FDA to Expedite Public Release of Recall Information

In a blog posted January 18, 2018, Douglas Stearn, JD, director of the United States Food and Drug Administration (FDA) Office of Enforcement and Import Operations, announced that the FDA will move more quickly to alert the public when a regulated product is recalled.

He explains that recall information is posted on the Enforcement Report at fda.gov. However, it can take weeks to months for the FDA to complete a recall evaluation, which involves determining whether any diseases or injuries have already occurred, the likelihood that a hazard might occur, or whether vulnerable segments of the population, such as children, are more at risk. Therefore, the agency has decided to post “not-yet-classified” recalls of human drugs, foods, and veterinary products in the weekly Enforcement Report, even while the evaluation and risk classification work is still ongoing.

Stearn noted that posting “not-yet-classified” recalls will not affect current FDA protocols for working with companies to ensure that they quickly alert entities in the supply chain to problems with their marketed products, and the FDA will continue to monitor the company’s actions to correct or remove products held by retailers, pharmacies, grocery stores and hospitals.

In addition to adding “not-yet-classified” recalls to the Enforcement Report, the FDA now includes early summaries of correction or removal actions involving serious problems with medical devices in the Medical Device Recalls Database at fda.gov.

“The public should recognize that recalls are almost always voluntary.

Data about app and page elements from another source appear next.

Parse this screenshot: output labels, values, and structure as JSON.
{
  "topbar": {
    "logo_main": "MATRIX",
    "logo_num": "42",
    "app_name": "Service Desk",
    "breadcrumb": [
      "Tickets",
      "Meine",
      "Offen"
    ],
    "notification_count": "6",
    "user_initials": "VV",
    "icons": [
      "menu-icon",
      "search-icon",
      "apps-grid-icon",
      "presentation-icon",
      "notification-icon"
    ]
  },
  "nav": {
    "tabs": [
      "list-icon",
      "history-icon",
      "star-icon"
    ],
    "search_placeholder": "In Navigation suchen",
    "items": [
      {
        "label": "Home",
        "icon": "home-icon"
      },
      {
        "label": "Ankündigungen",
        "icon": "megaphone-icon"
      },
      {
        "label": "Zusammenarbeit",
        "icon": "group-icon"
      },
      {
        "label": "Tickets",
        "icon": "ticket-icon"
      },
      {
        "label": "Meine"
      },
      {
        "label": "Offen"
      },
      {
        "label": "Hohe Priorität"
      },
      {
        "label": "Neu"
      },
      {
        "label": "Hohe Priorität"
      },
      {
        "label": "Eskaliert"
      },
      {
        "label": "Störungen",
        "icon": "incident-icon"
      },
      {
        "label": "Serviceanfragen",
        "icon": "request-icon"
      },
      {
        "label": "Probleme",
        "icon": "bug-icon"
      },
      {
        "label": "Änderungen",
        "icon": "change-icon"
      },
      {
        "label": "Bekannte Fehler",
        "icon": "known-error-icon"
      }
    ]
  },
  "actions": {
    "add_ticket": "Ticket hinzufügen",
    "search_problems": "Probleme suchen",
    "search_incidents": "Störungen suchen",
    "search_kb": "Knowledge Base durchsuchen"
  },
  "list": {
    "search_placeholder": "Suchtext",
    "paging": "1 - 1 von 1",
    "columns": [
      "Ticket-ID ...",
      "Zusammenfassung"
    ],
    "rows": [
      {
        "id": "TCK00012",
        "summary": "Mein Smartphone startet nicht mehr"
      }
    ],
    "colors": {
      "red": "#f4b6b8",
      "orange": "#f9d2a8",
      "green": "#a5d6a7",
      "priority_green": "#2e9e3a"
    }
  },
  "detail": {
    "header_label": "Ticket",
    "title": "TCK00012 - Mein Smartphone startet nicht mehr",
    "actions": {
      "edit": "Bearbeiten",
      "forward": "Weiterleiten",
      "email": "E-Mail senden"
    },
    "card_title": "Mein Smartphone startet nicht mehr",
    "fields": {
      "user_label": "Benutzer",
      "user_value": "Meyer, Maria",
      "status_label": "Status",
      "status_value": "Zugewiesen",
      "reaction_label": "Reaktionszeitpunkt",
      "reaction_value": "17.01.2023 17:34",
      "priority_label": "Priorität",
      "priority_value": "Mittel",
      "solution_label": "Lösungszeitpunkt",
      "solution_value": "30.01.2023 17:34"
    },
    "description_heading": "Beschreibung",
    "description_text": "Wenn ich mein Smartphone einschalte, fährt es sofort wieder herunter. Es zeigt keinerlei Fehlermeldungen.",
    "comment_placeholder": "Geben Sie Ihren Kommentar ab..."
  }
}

Sometimes a company discovers a problem and recalls a product, while at other times a company acts after the FDA raises concerns. Whether FDA or the company discovers the problem, in every case FDA oversees a company’s recall strategy and assesses the adequacy of the recall,” Stearn wrote. “If a product is believed to pose an immediate, serious hazard, FDA will also act quickly, even before classification is complete, to widely publicize a recall.”